What to work on :: Provide the number of lines of the records that include "deny", with no other content.

Task material ::
───

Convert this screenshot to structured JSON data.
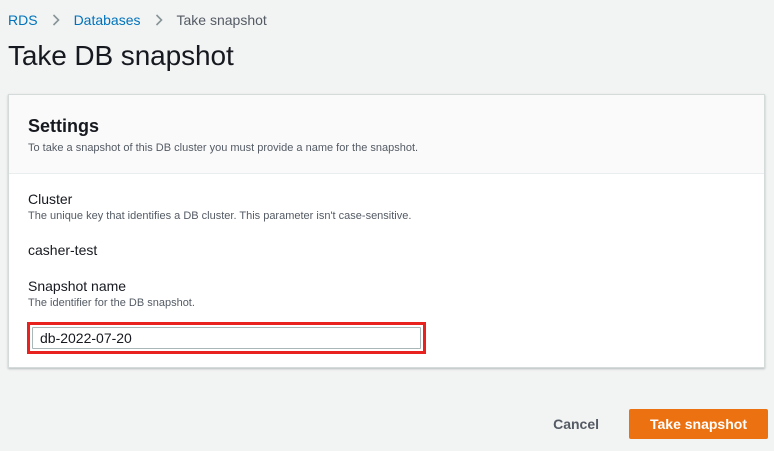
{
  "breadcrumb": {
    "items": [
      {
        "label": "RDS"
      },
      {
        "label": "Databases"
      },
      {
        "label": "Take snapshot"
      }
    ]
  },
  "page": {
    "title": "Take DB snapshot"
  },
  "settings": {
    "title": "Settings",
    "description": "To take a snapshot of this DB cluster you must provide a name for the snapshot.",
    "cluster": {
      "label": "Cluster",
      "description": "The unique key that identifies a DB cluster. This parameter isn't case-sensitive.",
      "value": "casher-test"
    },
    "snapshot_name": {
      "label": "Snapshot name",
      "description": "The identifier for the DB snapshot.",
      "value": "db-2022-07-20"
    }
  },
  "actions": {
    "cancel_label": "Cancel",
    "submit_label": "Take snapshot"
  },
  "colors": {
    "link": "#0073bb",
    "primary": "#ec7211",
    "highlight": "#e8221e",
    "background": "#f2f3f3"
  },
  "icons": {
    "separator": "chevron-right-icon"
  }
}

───

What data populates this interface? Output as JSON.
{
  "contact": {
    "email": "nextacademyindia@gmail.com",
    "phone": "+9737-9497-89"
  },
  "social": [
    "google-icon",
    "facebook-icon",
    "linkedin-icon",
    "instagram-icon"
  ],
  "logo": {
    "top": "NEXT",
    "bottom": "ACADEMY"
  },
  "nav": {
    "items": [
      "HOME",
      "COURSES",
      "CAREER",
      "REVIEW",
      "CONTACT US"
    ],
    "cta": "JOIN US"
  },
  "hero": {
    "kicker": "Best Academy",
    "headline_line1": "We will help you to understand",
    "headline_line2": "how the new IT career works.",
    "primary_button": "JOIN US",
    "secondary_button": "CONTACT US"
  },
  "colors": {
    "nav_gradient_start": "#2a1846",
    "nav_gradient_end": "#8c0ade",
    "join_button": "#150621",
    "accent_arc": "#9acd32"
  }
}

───

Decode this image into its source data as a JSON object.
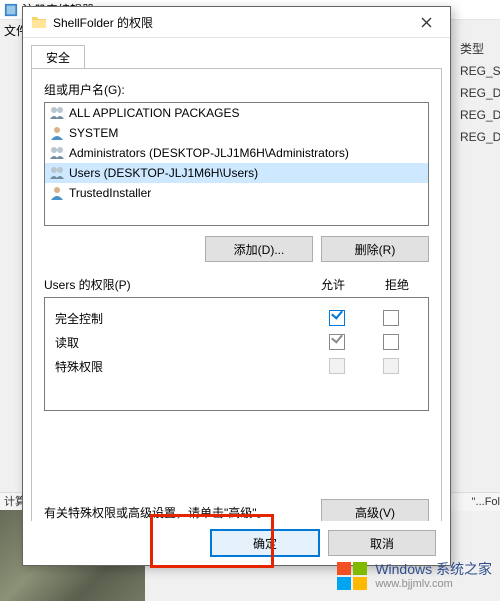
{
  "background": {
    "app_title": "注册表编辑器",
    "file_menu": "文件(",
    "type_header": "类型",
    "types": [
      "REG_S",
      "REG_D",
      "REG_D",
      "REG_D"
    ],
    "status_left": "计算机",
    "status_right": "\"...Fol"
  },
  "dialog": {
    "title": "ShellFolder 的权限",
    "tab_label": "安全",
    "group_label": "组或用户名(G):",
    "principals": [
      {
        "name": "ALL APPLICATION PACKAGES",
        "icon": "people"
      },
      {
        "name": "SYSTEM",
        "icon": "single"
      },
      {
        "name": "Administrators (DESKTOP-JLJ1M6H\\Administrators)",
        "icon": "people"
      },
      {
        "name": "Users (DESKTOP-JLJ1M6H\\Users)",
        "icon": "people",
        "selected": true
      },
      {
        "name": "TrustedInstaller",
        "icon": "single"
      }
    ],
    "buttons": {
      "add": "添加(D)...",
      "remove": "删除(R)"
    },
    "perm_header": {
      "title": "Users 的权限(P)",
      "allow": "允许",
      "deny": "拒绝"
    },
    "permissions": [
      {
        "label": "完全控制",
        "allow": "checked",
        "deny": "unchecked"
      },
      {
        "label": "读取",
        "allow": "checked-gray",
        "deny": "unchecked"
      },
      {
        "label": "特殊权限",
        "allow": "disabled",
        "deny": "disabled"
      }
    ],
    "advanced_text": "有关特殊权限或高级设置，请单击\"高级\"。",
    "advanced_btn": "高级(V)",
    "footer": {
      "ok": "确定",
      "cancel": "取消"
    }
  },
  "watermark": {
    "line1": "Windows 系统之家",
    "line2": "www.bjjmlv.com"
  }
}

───

Completed exercise :: 4